To reiterate, businesses here are feeling the pinch of lost customers and lost revenue thanks to the 33 days of the government shutdown. Henry Tibensky from Hank’s Juicy Beef on Chambers estimates he’s losing $200 to $400 a DAY. And, he adds, “The friendly banker at Chase on Chambers and Broadway said they are staffing fewer people because it’s so quiet; their customers aren’t cashing checks and making transactions.” More on the full total of lost wages here at Crain’s New York.


The head of the commission to close Rikers said the buildings proposed for Worth Street as part of the plan are too big and out of scale with the neighborhood. Duh. –Tribeca Trib

The tale of a dramatic rescue by ferry workers off the bulkhead in Battery Park City in the Broadsheet: “A few days before the Christmas holidays, a distraught woman climbed onto the seawall next to the Battery Park City Ferry Terminal (near Vesey Street and the Esplanade) shortly after 9:30 p.m. and began screaming. The woman (whose named has not been released) was spotted by the crew of the NY Waterway ferry, as it approached the dock.”

Tribeca takes #1 in Property Shark’s list of top 50 most expensive neighborhoods, crushing the competition from Soho.



  1. “The head of the commission to close Rikers said the buildings proposed for Worth Street as part of the plan are too big and out of scale with the neighborhood.”

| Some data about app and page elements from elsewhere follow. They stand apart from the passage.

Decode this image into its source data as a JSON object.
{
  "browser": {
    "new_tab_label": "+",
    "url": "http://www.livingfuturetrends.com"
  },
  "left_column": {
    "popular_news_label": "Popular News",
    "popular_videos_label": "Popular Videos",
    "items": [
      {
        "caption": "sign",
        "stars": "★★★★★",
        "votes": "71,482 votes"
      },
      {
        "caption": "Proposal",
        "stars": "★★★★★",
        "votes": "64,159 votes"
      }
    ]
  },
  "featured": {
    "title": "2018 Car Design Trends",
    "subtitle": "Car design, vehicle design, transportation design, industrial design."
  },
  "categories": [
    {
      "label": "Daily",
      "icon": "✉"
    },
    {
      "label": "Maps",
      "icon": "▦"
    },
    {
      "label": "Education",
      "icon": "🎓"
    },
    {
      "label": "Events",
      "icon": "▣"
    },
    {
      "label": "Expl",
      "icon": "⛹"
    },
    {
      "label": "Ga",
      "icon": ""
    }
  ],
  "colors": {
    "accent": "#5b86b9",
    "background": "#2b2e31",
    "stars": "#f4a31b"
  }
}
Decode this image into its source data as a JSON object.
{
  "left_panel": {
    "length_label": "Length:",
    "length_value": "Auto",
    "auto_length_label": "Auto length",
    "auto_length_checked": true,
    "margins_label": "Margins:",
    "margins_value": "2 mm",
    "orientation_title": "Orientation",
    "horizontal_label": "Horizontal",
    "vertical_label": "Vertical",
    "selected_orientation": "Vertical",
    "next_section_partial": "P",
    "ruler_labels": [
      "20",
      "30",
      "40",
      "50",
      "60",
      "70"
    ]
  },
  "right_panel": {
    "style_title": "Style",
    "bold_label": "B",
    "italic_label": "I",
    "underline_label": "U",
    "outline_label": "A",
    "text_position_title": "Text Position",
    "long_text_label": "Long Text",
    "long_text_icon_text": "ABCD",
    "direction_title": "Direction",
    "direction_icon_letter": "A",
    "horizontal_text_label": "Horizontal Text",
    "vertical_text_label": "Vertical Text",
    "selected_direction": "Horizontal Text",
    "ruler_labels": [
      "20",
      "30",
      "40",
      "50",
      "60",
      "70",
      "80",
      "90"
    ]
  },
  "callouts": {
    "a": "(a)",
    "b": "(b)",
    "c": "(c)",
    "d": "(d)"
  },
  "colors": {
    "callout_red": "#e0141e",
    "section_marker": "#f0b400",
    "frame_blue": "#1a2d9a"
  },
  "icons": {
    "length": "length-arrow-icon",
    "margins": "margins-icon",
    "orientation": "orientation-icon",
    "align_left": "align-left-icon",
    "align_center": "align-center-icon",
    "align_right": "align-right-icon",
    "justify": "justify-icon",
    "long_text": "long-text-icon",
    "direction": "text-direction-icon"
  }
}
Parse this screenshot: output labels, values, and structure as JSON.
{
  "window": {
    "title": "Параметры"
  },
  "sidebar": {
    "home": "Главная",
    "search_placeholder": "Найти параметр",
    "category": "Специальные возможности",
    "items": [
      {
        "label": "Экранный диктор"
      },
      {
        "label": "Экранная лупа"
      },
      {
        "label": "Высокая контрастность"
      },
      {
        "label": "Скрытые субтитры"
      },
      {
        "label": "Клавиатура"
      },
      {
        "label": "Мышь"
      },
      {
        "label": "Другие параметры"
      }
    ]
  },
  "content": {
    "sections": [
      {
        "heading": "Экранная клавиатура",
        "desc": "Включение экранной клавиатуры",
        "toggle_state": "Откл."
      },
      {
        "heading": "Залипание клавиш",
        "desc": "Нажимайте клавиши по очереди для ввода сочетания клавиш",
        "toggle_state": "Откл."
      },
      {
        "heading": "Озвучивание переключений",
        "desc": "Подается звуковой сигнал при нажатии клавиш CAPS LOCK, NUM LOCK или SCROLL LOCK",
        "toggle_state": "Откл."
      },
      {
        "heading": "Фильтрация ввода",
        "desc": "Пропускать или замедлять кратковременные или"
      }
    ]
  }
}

    The cynic in me speculates that this is all part of the long game by the powers that be. First: propose something truly outrageous, sure to set the community in a righteous uproar. Then gradually scale back, in phases, to somewhat less outrageous options, which at that point start to seem like reasonable “compromises” by the powers, and “victories” of people power. Gradually exhaust the community protesters at the same time. In the end, get exactly what you actually wanted. The community is stuck with the boondoggle, the jail/prison system doesn’t get any real reform, the taxpayer foots the $20 billion bill, and someone somewhere upgrades their McMansion.

    Or maybe not, and everyone is really just acting out of benevolent interest in the good of society.

    • Cynics unite.

    • @ Marcus
      I am an original Tribeca resident (40 years) who has held senior positions at two major NYC government agencies. What you describe is not the way government operates. It has neither the staff nor the resources to waste time putting out fake proposals nor would the oversight agencies allow it.

      The City has a problem at Rikers and is looking for solutions. Other than putting it somewhere – anywhere – else, how do you propose that they solve it? Hint: a real solution would be to reform NYS’s horrific bail laws that keep the poor incarcerated for years because they can’t pay. And to stop bad arrests. Things like that would reduce the size proposed replacements really quickly. Would you actively work to support them?

      I have read your comments, and those of other residents, for a long time. This community opposes any type of criminal justice project – were you around for the hysteria over the Summons Court? People of color arrested for nonsense crimes and the community worked about the women! The children!


      • Warren Wilhelm, is that you?

      • Thank you for the reply, A.

        Not necessarily a “fake proposal”, but a fairly common negotiating tactic, to ask for far more than you know you can get, then negotiating down. Anyway, I hope you are right that the powers that be are operating properly.

        Regardless, the questions remain: Where is the evidence that moving from Rikers to these local sites will resolve the issues you mention, and others?

        I don’t claim to know what the answer is for justice reform, but it doesn’t sound like this is it. Similarly, reducing the inmate population can happen at Rikers as well as at new sites. Those reforms and the reduction of inmate population seem to be separate issues from closing Rikers and opening local sites.

        See here, for example:

      • A.
        White Street already has the Tombs, which considering its location, is of considerable size for the neighborhood. There is already constant traffic, both foot and vehicle, and the proposed increase would make Canal Street’s already terrible traffic impassible. I so concur with you that logical prison reform in addition to the inevitable decriminalization of marijuana would do a great deal to help reduce the City’s prison population and backlog.
        For the residents of Chinatown and Northern Tribeca DeBlasio’s “prison reform” plan is a cruel joke. It should be no surprise that his plans free up a huge swath of land to develop. Remember his whole “Save the Horses” in Central Park, whose stables coincidently happed to occupy a nice chunk of land developers were salivating over?
        Our dear Mayor is taking a real issue and twisting it to make more money for his develop backers and that is the sad truth. Maybe he does belong in Washington with the other sellouts, like he believes he does.

  2. so awful to think that this ridiculous government shut down is hurting businesses in our neighborhood. Thanks for reporting on this story and helping make us aware of what’s going on right around us.